Warning: this post is speculative - we have no idea of the structure of the bailout - and I could completely misunderstand what is happeing.
Brad de Long can’t understand why a Frannie bailout needs to happen now.
Funnily enough nor can I except that it does. I didn’t think Paulson would act this fast – and I don’t know what he will do with the preferreds – but thinking about it the action is sensible. [I was considering buying preferreds – so I have little ability here to claim prescience…]
Let’s lay out the argument
- When Paulson got his permission to bail out Fannie and Freddie and made all the reassuring noises he made I thought that Fannie and Freddie debt spreads would drop to 30bps. They didn’t and I thought that was weird. Really weird. I blogged about it here.
- We should take the world as it is – not as we think it should be and observe that the debts are rolling over at spreads more like 130bps. This is reality and I for one am a proud member of the “reality based community”.
- There is almost 2 trillion Frannie debt rolling over at a high rate (several hundred billion a quarter). The government effectively guarantees that debt but a perverse market was forcing issue of that debt at 130bps more than Treasuries.
- If the spread on the debt remained at 130bps then Frannie were doomed. I did the maths in Fannie Mae series.
- In particular I estimated the earnings power of Fannie Mae at about 10 billion per annum. Fannie has something near a trillion in debt. If the spread is 100bps higher than it should be with the government guarantee then almost all of that earnings potential will be wasted as excess spreads on the nearly a trillion in debt. If the spread remained at 130bps over treasuries then Fannie had nearly no earnings power. No earnings power meant insolvency was inevitable because losses in the book might be something around 80 billion (see Fannie Mae Part III). As there was no earnings power it was inevitable that the government was going to bail them out sooner or later. I blogged here and here about how widening spreads could spell doom for Frannie. I must confess I did not think the spreads would remain wide (as I thought they were irrational) but they have.
- The Government might have solved this problem by explicitly guaranteeing the debt and leaving the private ownership in place. But that looks silly to me. I would have thought the implicit guarantee was enough – but 130bps tell me it wasn’t.
- Given this the government was eventually going to have to pay the Frannie senior debt. Over the next couple of years then Frannie was effectively going to raise over a trillion dollars in
government debt – but at spreads 100bps or more higher than necessary. The cost to the Federal government of delay is thus more than 10-20 billion annually over the life of that debt. If the debt had five year maturities on average then the cost just of delay could edge 100 billion. US
- Moreover delay delayed the date at which the implicit government guarantee finally drove down mortgage rates – and hence increased the disruption in housing market.

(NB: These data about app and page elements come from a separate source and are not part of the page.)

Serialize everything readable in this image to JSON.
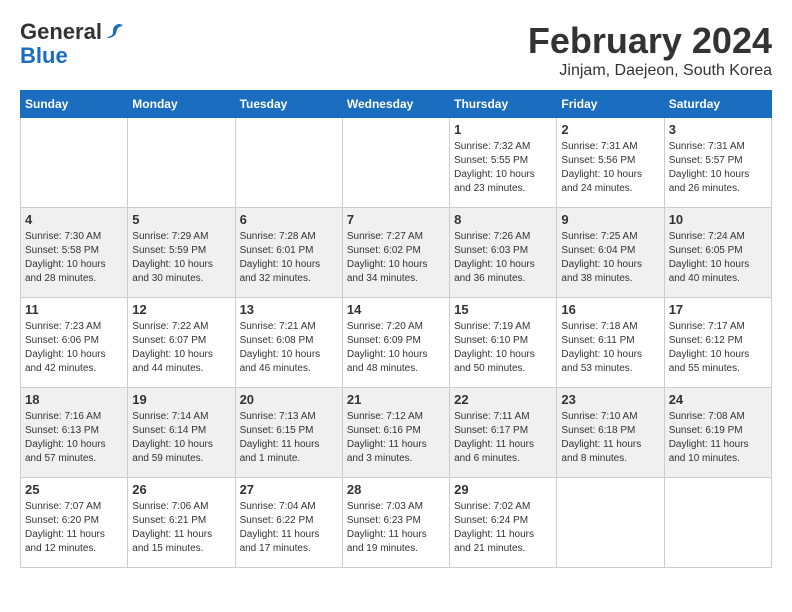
{
  "header": {
    "logo_general": "General",
    "logo_blue": "Blue",
    "month_title": "February 2024",
    "location": "Jinjam, Daejeon, South Korea"
  },
  "days_of_week": [
    "Sunday",
    "Monday",
    "Tuesday",
    "Wednesday",
    "Thursday",
    "Friday",
    "Saturday"
  ],
  "weeks": [
    {
      "days": [
        {
          "number": "",
          "detail": ""
        },
        {
          "number": "",
          "detail": ""
        },
        {
          "number": "",
          "detail": ""
        },
        {
          "number": "",
          "detail": ""
        },
        {
          "number": "1",
          "detail": "Sunrise: 7:32 AM\nSunset: 5:55 PM\nDaylight: 10 hours\nand 23 minutes."
        },
        {
          "number": "2",
          "detail": "Sunrise: 7:31 AM\nSunset: 5:56 PM\nDaylight: 10 hours\nand 24 minutes."
        },
        {
          "number": "3",
          "detail": "Sunrise: 7:31 AM\nSunset: 5:57 PM\nDaylight: 10 hours\nand 26 minutes."
        }
      ]
    },
    {
      "days": [
        {
          "number": "4",
          "detail": "Sunrise: 7:30 AM\nSunset: 5:58 PM\nDaylight: 10 hours\nand 28 minutes."
        },
        {
          "number": "5",
          "detail": "Sunrise: 7:29 AM\nSunset: 5:59 PM\nDaylight: 10 hours\nand 30 minutes."
        },
        {
          "number": "6",
          "detail": "Sunrise: 7:28 AM\nSunset: 6:01 PM\nDaylight: 10 hours\nand 32 minutes."
        },
        {
          "number": "7",
          "detail": "Sunrise: 7:27 AM\nSunset: 6:02 PM\nDaylight: 10 hours\nand 34 minutes."
        },
        {
          "number": "8",
          "detail": "Sunrise: 7:26 AM\nSunset: 6:03 PM\nDaylight: 10 hours\nand 36 minutes."
        },
        {
          "number": "9",
          "detail": "Sunrise: 7:25 AM\nSunset: 6:04 PM\nDaylight: 10 hours\nand 38 minutes."
        },
        {
          "number": "10",
          "detail": "Sunrise: 7:24 AM\nSunset: 6:05 PM\nDaylight: 10 hours\nand 40 minutes."
        }
      ]
    },
    {
      "days": [
        {
          "number": "11",
          "detail": "Sunrise: 7:23 AM\nSunset: 6:06 PM\nDaylight: 10 hours\nand 42 minutes."
        },
        {
          "number": "12",
          "detail": "Sunrise: 7:22 AM\nSunset: 6:07 PM\nDaylight: 10 hours\nand 44 minutes."
        },
        {
          "number": "13",
          "detail": "Sunrise: 7:21 AM\nSunset: 6:08 PM\nDaylight: 10 hours\nand 46 minutes."
        },
        {
          "number": "14",
          "detail": "Sunrise: 7:20 AM\nSunset: 6:09 PM\nDaylight: 10 hours\nand 48 minutes."
        },
        {
          "number": "15",
          "detail": "Sunrise: 7:19 AM\nSunset: 6:10 PM\nDaylight: 10 hours\nand 50 minutes."
        },
        {
          "number": "16",
          "detail": "Sunrise: 7:18 AM\nSunset: 6:11 PM\nDaylight: 10 hours\nand 53 minutes."
        },
        {
          "number": "17",
          "detail": "Sunrise: 7:17 AM\nSunset: 6:12 PM\nDaylight: 10 hours\nand 55 minutes."
        }
      ]
    },
    {
      "days": [
        {
          "number": "18",
          "detail": "Sunrise: 7:16 AM\nSunset: 6:13 PM\nDaylight: 10 hours\nand 57 minutes."
        },
        {
          "number": "19",
          "detail": "Sunrise: 7:14 AM\nSunset: 6:14 PM\nDaylight: 10 hours\nand 59 minutes."
        },
        {
          "number": "20",
          "detail": "Sunrise: 7:13 AM\nSunset: 6:15 PM\nDaylight: 11 hours\nand 1 minute."
        },
        {
          "number": "21",
          "detail": "Sunrise: 7:12 AM\nSunset: 6:16 PM\nDaylight: 11 hours\nand 3 minutes."
        },
        {
          "number": "22",
          "detail": "Sunrise: 7:11 AM\nSunset: 6:17 PM\nDaylight: 11 hours\nand 6 minutes."
        },
        {
          "number": "23",
          "detail": "Sunrise: 7:10 AM\nSunset: 6:18 PM\nDaylight: 11 hours\nand 8 minutes."
        },
        {
          "number": "24",
          "detail": "Sunrise: 7:08 AM\nSunset: 6:19 PM\nDaylight: 11 hours\nand 10 minutes."
        }
      ]
    },
    {
      "days": [
        {
          "number": "25",
          "detail": "Sunrise: 7:07 AM\nSunset: 6:20 PM\nDaylight: 11 hours\nand 12 minutes."
        },
        {
          "number": "26",
          "detail": "Sunrise: 7:06 AM\nSunset: 6:21 PM\nDaylight: 11 hours\nand 15 minutes."
        },
        {
          "number": "27",
          "detail": "Sunrise: 7:04 AM\nSunset: 6:22 PM\nDaylight: 11 hours\nand 17 minutes."
        },
        {
          "number": "28",
          "detail": "Sunrise: 7:03 AM\nSunset: 6:23 PM\nDaylight: 11 hours\nand 19 minutes."
        },
        {
          "number": "29",
          "detail": "Sunrise: 7:02 AM\nSunset: 6:24 PM\nDaylight: 11 hours\nand 21 minutes."
        },
        {
          "number": "",
          "detail": ""
        },
        {
          "number": "",
          "detail": ""
        }
      ]
    }
  ]
}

The logical thing for the government to do in that circumstance is not delay. [The alternative is to cross your fingers and hope that the debt spreads on Frannie debt dropped to 30bps on their own accord.]

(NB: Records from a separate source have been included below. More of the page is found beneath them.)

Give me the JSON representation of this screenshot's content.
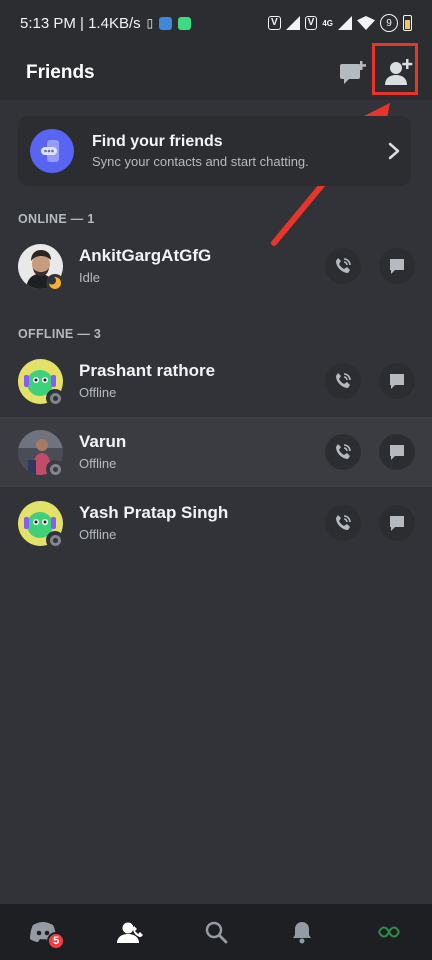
{
  "status_bar": {
    "time_speed": "5:13 PM | 1.4KB/s",
    "sim1": "V",
    "sim2": "V",
    "network": "4G",
    "battery_level": "9"
  },
  "header": {
    "title": "Friends",
    "new_message_icon": "new-message-icon",
    "add_friend_icon": "add-friend-icon"
  },
  "find_friends": {
    "title": "Find your friends",
    "subtitle": "Sync your contacts and start chatting."
  },
  "sections": {
    "online_label": "ONLINE — 1",
    "offline_label": "OFFLINE — 3"
  },
  "friends": [
    {
      "name": "AnkitGargAtGfG",
      "status": "Idle"
    },
    {
      "name": "Prashant rathore",
      "status": "Offline"
    },
    {
      "name": "Varun",
      "status": "Offline"
    },
    {
      "name": "Yash Pratap Singh",
      "status": "Offline"
    }
  ],
  "bottom_nav": {
    "badge_count": "5",
    "items": [
      "home-icon",
      "friends-icon",
      "search-icon",
      "notifications-icon",
      "profile-icon"
    ]
  },
  "colors": {
    "background": "#313338",
    "accent": "#5865f2",
    "highlight": "#e8352b",
    "idle": "#f0b232",
    "offline": "#80848e"
  }
}
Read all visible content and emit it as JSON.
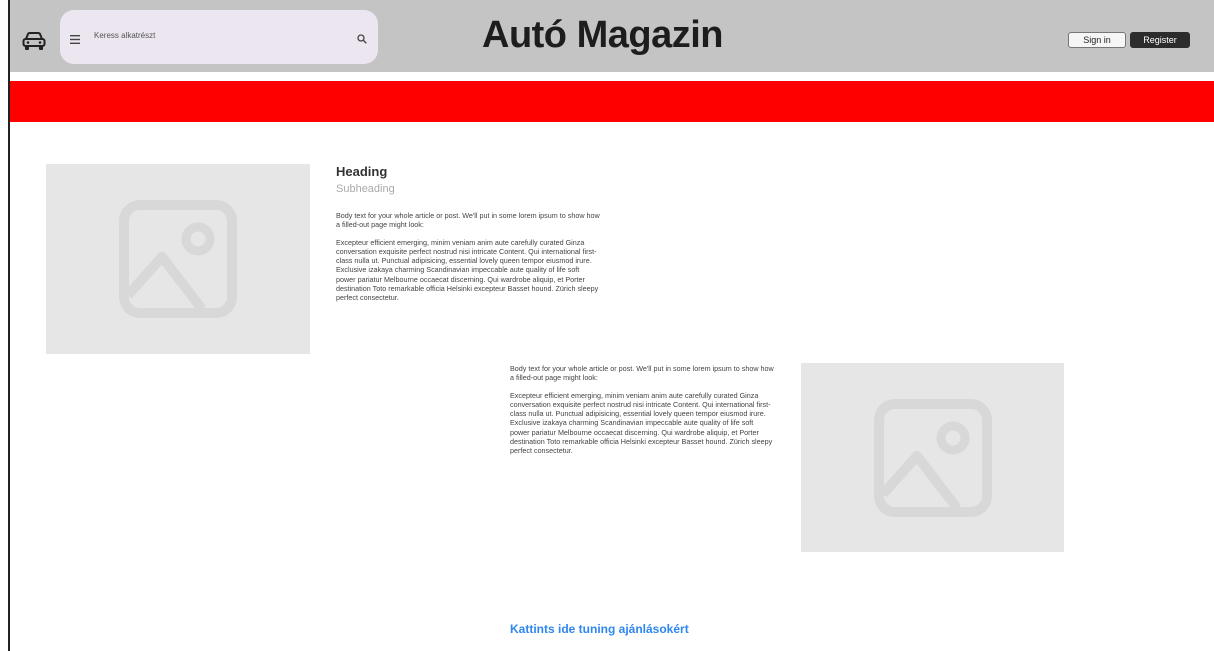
{
  "header": {
    "site_title": "Autó Magazin",
    "search_placeholder": "Keress alkatrészt",
    "sign_in_label": "Sign in",
    "register_label": "Register",
    "icons": {
      "logo": "car-icon",
      "menu": "hamburger-icon",
      "search": "search-icon"
    }
  },
  "colors": {
    "header_bg": "#c4c4c4",
    "banner": "#ff0000",
    "search_bg": "#ece6f0",
    "link": "#2e86f0",
    "register_bg": "#2c2c2c"
  },
  "article": {
    "heading": "Heading",
    "subheading": "Subheading",
    "body_1": {
      "intro": "Body text for your whole article or post. We'll put in some lorem ipsum to show how a filled-out page might look:",
      "content": "Excepteur efficient emerging, minim veniam anim aute carefully curated Ginza conversation exquisite perfect nostrud nisi intricate Content. Qui  international first-class nulla ut. Punctual adipisicing, essential lovely queen tempor eiusmod irure. Exclusive izakaya charming Scandinavian impeccable aute quality of life soft power pariatur Melbourne occaecat discerning. Qui wardrobe aliquip, et Porter destination Toto remarkable officia Helsinki excepteur Basset hound. Zürich sleepy perfect consectetur."
    },
    "body_2": {
      "intro": "Body text for your whole article or post. We'll put in some lorem ipsum to show how a filled-out page might look:",
      "content": "Excepteur efficient emerging, minim veniam anim aute carefully curated Ginza conversation exquisite perfect nostrud nisi intricate Content. Qui  international first-class nulla ut. Punctual adipisicing, essential lovely queen tempor eiusmod irure. Exclusive izakaya charming Scandinavian impeccable aute quality of life soft power pariatur Melbourne occaecat discerning. Qui wardrobe aliquip, et Porter destination Toto remarkable officia Helsinki excepteur Basset hound. Zürich sleepy perfect consectetur."
    },
    "images": [
      "image-placeholder-icon",
      "image-placeholder-icon"
    ]
  },
  "cta": {
    "label": "Kattints ide tuning ajánlásokért"
  }
}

My understanding of US politics (erroneous it seems) suggested to me that this administration would not want to explicitly socialise the problem. Moreover many decisions of this administration are best described by delay and crossed fingers. So I am staggered by rapid logical action. But so be it and for once I think a Bush administration action is sensible.
But I am more staggered that the market forced the action. I thought that the market would see the implicit guarantee for what it was and trade Frannie senior debt at low spreads. But reality has the ability to get in the way of many things. This is just another example.
Being in government sucks. Sometimes you need to make hard decisions that are ideologically anathema. This must really pain the Republicans. But in this instance reality got in the way of ideology.
There is a second hard decision – which is what to do with the preferred. Any solution that leaves the preferreds as senior to the Government capital would indicate that the Republicans have dumped ideology entirely. I am not sure that they should wipe out the preferreds – but I would have a jaundiced view of any deal which substantially pays the preferreds before the government makes a reasonable profit on the capital that they are putting it risk.